The villa was the summer and party residence of the noble Borghese family, built in the early 1600’s. Today it is a rather small museum filled with wonderful sculptures and paintings. The museum is most famous for its collection of Bernini sculptures and Caravaggio’s paintings. The villa itself is also concerned a masterpiece. They normally allow 360 people to visit for a two hour window; with COVID they limited the group to 100 people. As with the other sites that we visited, there was plenty of space. And two hours seemed just the right amount of time.
The Villa is set inside a beautiful park that is often compared to New York’s Central Park. The day that we visited was a holiday and it was filled with families enjoying the beautiful day. We bought some sandwiches from a vendor by the zoo (not recommended!) and ate them on a park bench (recommended!), watching people walking, riding bicycles, 4 wheeled buggies, and lots of other vehicles.
Day 4 – St. Peter’s Basilica and the giant white building
We returned to the Vatican in the morning to visit St. Peter’s Basilica. There was literally no one in line. And when we entered, we saw that there were few visitors. I estimate 100 people – in the world’s largest church. My hope was to see Michelangelo’s Pietà in relative peace. When I had seen it before, there were crowds of people waiting their turn for a few minutes viewing time. This day, it was just me and the Pietà. Magical!
Since my first visit to Rome, I’m been wondering about the giant white building with huge sculptures on top. What is it??? Actually, it goes by several names: “Victor Emmanuel II National Monument”, “Altar of the Fatherland” and “Vittoriano” – but many people just call it the “Wedding Cake”.
Victor Emmanuel II was the first king of the unified Italy in 1861. The building is intended to commemorate him. There is a HUGE statue of a horseman in the center of the building that represents him. It also has a collection of museums relating to the unification, the Italian language and recent military history, the altar of the fatherland and the tomb of the unknown soldier. There is a viewing platform near the top that is accessible by an elevator, AFTER walking up about a million steps. The view of ancient Rome (Coliseum, Forum, Circus Maximus (race course)) was spectacular.
Mostly everything about this monument is huge. Many Italians do not like the monument because it is too big, doesn’t fit into the architecture of the rest of Rome and many historically important buildings were destroyed to build in.
Piazza Navona – every day!

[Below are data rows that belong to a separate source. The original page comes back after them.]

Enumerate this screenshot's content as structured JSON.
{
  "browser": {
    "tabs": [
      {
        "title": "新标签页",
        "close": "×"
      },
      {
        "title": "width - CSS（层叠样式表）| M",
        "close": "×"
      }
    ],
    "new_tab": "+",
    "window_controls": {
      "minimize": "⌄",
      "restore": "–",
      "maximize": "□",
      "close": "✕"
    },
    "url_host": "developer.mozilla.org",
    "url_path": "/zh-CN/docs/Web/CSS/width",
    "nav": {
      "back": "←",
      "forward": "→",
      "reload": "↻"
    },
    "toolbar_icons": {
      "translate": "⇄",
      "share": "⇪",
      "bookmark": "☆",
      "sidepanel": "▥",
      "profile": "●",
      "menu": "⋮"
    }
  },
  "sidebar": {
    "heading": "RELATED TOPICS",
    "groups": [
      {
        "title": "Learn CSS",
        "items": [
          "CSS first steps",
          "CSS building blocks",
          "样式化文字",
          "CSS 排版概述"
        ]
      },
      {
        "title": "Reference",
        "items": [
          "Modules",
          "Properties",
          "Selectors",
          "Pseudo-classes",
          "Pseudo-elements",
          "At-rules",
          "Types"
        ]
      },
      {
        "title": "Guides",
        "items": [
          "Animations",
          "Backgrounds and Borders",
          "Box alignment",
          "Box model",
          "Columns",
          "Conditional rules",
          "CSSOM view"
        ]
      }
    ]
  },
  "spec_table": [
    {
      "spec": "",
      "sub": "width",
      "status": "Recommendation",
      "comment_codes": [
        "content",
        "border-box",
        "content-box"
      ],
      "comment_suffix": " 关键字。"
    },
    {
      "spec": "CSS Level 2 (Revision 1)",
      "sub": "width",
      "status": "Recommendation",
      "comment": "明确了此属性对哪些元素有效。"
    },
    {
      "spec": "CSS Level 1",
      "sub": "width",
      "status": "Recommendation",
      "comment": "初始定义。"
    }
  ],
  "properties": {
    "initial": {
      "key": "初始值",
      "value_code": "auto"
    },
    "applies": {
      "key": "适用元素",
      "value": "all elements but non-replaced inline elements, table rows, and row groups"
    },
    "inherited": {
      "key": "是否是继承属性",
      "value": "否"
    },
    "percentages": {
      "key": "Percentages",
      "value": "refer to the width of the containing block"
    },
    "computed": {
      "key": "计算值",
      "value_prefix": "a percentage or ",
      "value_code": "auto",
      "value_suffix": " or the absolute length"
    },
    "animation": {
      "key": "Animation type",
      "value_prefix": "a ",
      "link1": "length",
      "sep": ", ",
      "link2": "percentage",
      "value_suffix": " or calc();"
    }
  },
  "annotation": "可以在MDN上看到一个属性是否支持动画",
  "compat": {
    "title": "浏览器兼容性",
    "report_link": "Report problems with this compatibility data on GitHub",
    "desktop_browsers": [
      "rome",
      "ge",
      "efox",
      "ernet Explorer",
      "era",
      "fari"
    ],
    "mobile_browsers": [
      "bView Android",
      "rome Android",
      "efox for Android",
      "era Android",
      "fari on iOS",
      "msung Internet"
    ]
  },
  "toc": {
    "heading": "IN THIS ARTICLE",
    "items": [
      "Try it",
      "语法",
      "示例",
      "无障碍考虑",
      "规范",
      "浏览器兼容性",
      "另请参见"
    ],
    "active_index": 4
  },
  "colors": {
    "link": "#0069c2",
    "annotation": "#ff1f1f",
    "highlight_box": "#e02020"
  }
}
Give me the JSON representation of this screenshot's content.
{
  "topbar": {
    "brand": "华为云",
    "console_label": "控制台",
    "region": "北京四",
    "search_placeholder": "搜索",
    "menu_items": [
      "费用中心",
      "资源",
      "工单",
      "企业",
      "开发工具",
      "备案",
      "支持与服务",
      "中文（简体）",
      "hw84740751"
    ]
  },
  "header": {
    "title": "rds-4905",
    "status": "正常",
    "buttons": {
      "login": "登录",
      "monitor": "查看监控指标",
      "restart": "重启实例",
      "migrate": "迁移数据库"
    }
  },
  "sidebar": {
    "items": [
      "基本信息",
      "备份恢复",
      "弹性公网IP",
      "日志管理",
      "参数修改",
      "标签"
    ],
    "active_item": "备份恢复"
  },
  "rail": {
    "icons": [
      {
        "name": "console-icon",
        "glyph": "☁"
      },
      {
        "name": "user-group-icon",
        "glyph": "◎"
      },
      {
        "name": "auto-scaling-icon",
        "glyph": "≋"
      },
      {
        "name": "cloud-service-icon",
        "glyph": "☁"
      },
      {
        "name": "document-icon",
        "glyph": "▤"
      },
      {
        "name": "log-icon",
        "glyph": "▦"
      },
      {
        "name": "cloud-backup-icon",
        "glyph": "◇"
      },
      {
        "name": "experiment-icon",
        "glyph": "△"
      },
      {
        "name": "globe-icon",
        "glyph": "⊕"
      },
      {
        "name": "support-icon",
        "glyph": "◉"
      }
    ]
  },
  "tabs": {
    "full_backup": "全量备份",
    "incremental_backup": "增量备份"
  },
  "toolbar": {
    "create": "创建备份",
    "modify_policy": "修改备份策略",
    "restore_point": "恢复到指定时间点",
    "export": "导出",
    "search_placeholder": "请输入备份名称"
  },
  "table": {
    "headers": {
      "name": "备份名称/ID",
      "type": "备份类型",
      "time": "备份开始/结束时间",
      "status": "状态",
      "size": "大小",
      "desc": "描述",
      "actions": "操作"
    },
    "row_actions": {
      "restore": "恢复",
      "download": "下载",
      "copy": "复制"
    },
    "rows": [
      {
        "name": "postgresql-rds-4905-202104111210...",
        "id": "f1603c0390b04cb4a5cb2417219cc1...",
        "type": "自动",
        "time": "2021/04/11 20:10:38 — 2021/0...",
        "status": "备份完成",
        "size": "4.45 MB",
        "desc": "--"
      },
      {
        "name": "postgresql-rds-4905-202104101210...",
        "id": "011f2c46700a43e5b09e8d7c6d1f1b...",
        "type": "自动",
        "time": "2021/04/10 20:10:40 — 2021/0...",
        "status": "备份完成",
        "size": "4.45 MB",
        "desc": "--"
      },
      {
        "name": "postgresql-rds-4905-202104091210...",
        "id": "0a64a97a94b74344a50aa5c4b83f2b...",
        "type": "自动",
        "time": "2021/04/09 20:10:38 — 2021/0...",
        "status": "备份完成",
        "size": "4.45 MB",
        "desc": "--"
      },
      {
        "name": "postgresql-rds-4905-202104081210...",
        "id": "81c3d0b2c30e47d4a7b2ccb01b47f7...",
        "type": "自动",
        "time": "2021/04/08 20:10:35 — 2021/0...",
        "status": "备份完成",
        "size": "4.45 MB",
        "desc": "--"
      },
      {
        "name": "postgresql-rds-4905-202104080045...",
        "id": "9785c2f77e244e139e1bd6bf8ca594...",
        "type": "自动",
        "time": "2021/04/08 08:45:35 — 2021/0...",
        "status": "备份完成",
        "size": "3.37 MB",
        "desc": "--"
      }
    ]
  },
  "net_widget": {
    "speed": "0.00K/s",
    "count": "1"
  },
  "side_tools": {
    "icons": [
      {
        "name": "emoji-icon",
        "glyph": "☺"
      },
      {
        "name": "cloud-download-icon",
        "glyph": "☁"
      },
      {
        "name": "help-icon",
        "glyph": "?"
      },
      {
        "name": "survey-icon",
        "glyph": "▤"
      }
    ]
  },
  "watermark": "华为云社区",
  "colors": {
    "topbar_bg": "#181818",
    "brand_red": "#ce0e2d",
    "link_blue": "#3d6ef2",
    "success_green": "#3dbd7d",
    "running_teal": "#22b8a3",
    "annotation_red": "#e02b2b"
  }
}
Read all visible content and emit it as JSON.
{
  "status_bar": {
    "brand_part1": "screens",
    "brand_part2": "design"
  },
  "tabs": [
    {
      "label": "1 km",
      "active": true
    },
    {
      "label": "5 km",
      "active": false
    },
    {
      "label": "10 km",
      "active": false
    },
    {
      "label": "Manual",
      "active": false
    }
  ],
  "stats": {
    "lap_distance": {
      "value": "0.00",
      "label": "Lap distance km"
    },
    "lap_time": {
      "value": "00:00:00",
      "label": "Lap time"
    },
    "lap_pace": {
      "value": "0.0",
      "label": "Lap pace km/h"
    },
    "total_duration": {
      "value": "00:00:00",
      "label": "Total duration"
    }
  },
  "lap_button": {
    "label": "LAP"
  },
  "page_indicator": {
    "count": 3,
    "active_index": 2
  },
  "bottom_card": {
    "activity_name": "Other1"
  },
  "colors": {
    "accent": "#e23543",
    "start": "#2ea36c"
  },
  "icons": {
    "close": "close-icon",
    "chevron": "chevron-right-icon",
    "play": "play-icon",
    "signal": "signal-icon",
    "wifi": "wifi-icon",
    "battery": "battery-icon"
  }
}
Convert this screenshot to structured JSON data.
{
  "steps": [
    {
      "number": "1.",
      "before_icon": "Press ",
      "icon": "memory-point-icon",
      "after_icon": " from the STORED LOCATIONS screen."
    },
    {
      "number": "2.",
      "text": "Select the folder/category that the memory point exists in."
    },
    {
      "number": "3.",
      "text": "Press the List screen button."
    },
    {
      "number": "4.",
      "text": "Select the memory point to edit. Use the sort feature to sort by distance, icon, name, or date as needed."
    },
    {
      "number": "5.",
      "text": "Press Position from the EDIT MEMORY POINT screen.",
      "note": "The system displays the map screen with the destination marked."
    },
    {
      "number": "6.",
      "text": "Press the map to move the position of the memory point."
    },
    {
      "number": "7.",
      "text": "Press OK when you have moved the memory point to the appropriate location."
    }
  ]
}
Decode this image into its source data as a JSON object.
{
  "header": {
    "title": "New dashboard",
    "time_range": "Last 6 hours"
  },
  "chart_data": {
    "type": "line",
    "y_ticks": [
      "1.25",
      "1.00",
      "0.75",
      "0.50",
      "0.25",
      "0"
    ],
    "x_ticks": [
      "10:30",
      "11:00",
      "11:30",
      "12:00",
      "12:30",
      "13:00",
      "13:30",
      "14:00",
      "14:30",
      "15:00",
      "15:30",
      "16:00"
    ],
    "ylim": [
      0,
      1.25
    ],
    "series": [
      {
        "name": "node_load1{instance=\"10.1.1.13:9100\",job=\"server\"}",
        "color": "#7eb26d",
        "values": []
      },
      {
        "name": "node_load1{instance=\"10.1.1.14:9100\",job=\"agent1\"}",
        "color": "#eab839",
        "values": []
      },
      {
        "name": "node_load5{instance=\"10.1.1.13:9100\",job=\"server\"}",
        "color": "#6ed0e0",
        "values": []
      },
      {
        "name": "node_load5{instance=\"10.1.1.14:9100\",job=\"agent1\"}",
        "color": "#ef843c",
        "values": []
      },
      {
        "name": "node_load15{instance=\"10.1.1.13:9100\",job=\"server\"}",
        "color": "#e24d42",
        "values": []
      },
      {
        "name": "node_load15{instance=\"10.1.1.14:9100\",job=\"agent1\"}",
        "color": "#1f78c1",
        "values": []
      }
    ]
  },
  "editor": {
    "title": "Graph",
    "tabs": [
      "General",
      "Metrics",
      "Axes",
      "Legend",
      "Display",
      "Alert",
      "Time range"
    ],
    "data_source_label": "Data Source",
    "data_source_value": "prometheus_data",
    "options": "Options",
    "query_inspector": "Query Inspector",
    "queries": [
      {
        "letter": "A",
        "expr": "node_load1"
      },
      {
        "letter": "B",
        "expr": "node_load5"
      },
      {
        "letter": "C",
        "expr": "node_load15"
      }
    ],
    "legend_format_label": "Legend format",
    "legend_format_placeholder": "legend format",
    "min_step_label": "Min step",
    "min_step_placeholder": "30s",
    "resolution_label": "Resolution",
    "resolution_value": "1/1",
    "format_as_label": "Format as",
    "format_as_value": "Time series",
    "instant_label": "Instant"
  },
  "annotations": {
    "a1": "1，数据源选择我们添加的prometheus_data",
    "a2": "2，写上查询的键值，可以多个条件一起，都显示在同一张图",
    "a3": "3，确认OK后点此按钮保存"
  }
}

The last evening of our first visit to Rome in 2014, we were looking for a place to eat dinner and wandered into Piazza Navona. We were pleasantly surprised to find this gorgeous and huge piazza. We got a table on the piazza, ate a lovely dinner, and enjoyed looking at the beauty of the piazza, the people and the street performers. It set the standard for wonderful experiences for our last evening of our vacations to Italy. I don’t think that any others quite were up to this level.
Since hotels were plentiful and inexpensive for this trip, we decided to stay near Piazza Navona. I selected a Bed & Breakfast that ended up to be right around the corner from the piazza. We paid €68 for our room that normally costs up to €268 per night. The room was small but nice. The location was fantastic! The entry to the B&B was part of a Roman ruin and our curiosity grew. We found the entrance and learned about the history of the Piazza – it was a stadium that held races during the Roman times. We enjoyed visiting the Piazza during different times of the day and enjoyed two dinners and some gelato there. And yes, that it yet another ancient Egyptian obelisk in the piazza.
We also discovered a neighborhood market. I loved the the fruits and vegies, especially the Roman artichokes – a local specialty. They even had a statue of Darth Vader???
The more I see of Rome, the more I realize that I have so much more to see.